**ABOUT THIS TASK:**
Show every line of the records below that contains the word "name".

**Web page and app entries:**
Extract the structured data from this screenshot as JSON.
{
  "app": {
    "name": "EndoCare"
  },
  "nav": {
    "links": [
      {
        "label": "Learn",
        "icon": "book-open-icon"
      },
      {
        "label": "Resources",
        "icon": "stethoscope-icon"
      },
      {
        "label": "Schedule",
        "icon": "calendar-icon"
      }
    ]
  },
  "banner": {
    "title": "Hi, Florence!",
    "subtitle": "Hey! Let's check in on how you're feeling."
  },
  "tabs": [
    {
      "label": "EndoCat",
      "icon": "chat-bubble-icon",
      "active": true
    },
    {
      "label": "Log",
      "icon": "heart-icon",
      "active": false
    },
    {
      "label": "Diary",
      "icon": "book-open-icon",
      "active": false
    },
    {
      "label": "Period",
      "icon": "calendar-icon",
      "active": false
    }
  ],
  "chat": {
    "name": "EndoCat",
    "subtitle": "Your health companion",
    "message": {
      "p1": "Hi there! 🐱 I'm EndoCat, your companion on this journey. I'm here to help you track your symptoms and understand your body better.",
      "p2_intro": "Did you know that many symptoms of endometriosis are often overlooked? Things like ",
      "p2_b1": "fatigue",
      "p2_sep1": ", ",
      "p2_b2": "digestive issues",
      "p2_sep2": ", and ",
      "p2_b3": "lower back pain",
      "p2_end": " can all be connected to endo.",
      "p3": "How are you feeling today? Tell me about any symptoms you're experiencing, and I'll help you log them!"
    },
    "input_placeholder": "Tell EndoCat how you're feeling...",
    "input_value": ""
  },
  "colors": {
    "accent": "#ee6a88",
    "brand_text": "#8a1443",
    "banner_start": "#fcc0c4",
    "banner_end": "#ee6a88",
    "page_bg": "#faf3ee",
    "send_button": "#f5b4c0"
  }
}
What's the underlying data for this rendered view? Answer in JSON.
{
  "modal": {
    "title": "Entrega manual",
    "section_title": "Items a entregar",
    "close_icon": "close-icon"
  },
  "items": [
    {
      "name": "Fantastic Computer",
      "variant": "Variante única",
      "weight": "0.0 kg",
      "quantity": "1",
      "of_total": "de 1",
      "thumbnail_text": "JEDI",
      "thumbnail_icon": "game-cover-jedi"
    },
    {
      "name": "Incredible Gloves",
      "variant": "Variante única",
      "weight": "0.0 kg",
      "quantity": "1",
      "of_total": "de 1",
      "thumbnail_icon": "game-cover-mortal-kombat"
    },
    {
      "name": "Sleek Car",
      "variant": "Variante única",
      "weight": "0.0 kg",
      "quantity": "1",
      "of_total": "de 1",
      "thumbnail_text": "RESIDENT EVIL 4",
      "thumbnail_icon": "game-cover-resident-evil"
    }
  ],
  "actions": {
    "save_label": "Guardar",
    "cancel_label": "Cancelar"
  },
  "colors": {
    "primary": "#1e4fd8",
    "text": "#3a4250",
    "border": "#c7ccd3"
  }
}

**ANSWER FOR THE TASK:**
    "name": "EndoCare"
    "name": "EndoCat",
      "name": "Fantastic Computer",
      "name": "Incredible Gloves",
      "name": "Sleek Car",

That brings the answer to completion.